For some time, part of the independent scene has been passionate about an alternative vision of the video game that makes concepts such as relaxation and narrative lightness central in the gameplay, introduced to contrast the dominant forms of core videogame production, exasperated by the search for adrenaline and emotion easy at all costs. There TOEM review talks about one of those adventures that only need to be lived, without being arrogant in their way of presenting themselves as different and without accompanying adolescent themes.
History and missions
The start point of TOEM is very simple: the protagonist receives a camera as a gift with which he is asked to photograph the top of a mountain, apparently a place of infinite beauty. The journey he must undertake to reach it, set in a Scandinavia between the modern and the fantastic, will however be different from the usual, because he will have to travel by bus for which he will get the tickets for free by helping the people of the places he will visit.
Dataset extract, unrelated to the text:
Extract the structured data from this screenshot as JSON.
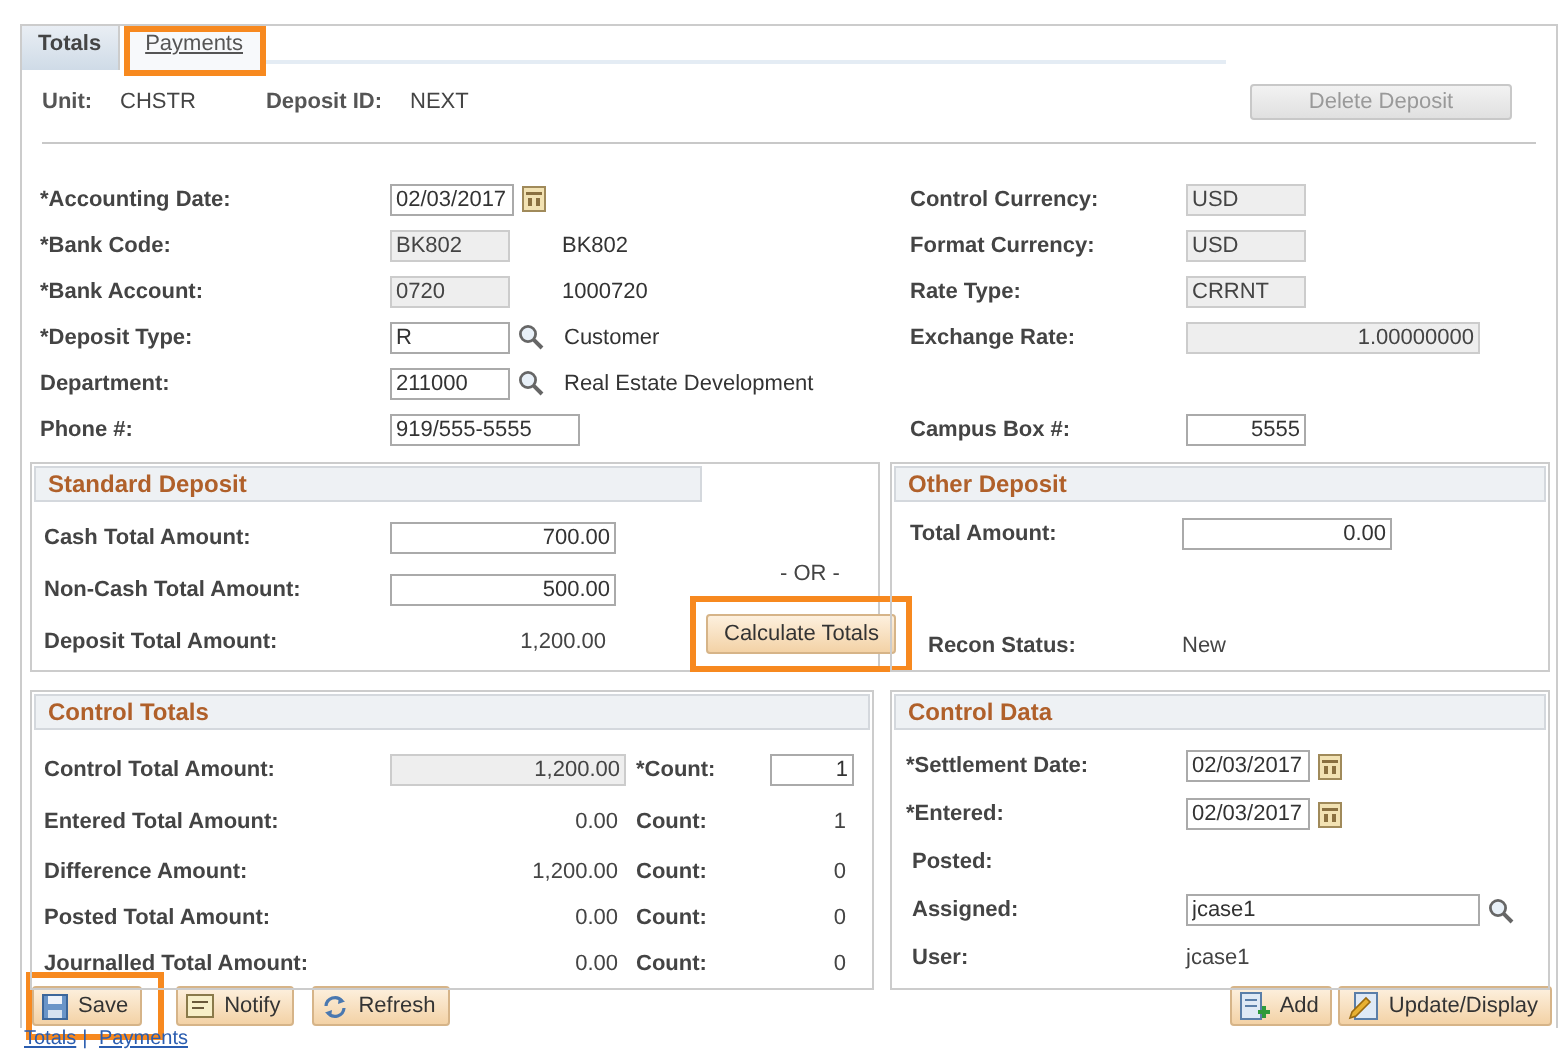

Taking away the protagonist’s house, where you spend a few minutes, and the top of the mountain, for the same reason, in total there are four main places to explore from head to toe, divided into different sectors, going in search of missions to be obtained and photographs to take.
Yes, because in most cases, to solve someone’s problem, ours will have to photograph a specific subject, often just suggested, looking for it in the maps.
Each place has its own dedicated missions, even if there is no lack of recursive ones, that is, present in every major place, such as those assigned by the photography club or those of a military group looking for a spy. There is also no shortage of goals spread over multiple places, which require you to go back and forth to be reached. For example, a character will ask us to photograph four monsters, one for each place that can be visited, all well hidden in the scenarios, while another character will ask us to help some of his “colleagues”, scattered throughout the maps.
As already mentioned several times, TOEM’s gameplay is focused on photography. More than anything else on the observation of the world around us, in which photography becomes the tool to translate intuition into real action. The control system is really simple: the character is framed in the third person and moves through three-dimensional environments made as if they were black and white illustrations from a children’s book.
The shot can be zoomed at will, with the camera positioned to rotate around the protagonist, so as to always force you to examine the game world holding it as a pivot. This is a necessary solution due to the very nature of the gameplay: if the camera had been freer, we would have soon lost sight of our photographer, making some missions very trivial.
While you explore, you can also find some objects special, some purely cosmetic, while others useful for solving certain missions. For example, to see ghosts you need specific glasses, while to reach a particularly cold and windy area you need to dress in very warm clothes. There are also objects that help to photograph, such as the tripod, perfect for photographing the most shy subjects, or the trumpet, which scares animals and allows them to come out of their burrows. However, when you have found the subject to photograph, just take out the camera, compose the shot and shoot, immediately adding the photo to our album. When we have photographed what we think is a useful subject for solving a mission, just go back to whoever assigned it to us and show him the photo. If successful we will receive our coach stamp.
TOEM is a quiet and lovable game, in which you turn for a few hours in environments populated by imaginative characters, such as a very shy hippo girl or a family of balloons, just to name a couple, observing every nook and cranny in search of the decisive photo. It is precisely in this relaxation that his greatest strength lies. To define it, it is a kind of photographic output diluted in a video game: you reach unknown places, you look around a lot and you only shoot when you are sure you can take a good picture.
Below there is really nothing else, if not the invitation to search for ourselves a form of elementary and childish wonder, just as the protagonist tries to reach his mountain. TOEM flows light and cheerful like a breath of summer breeze, full of songs and joy. You get to the end in a few hours, but you are strangely satisfied. It is a walk and as such it should be lived. The puzzles themselves are never too challenging, although there are easier and more difficult ones everywhere. Let’s say that with a little effort it is never impossible to understand what the other characters want and in any case there are always enough simple missions to allow practically anyone to advance in the game without major problems.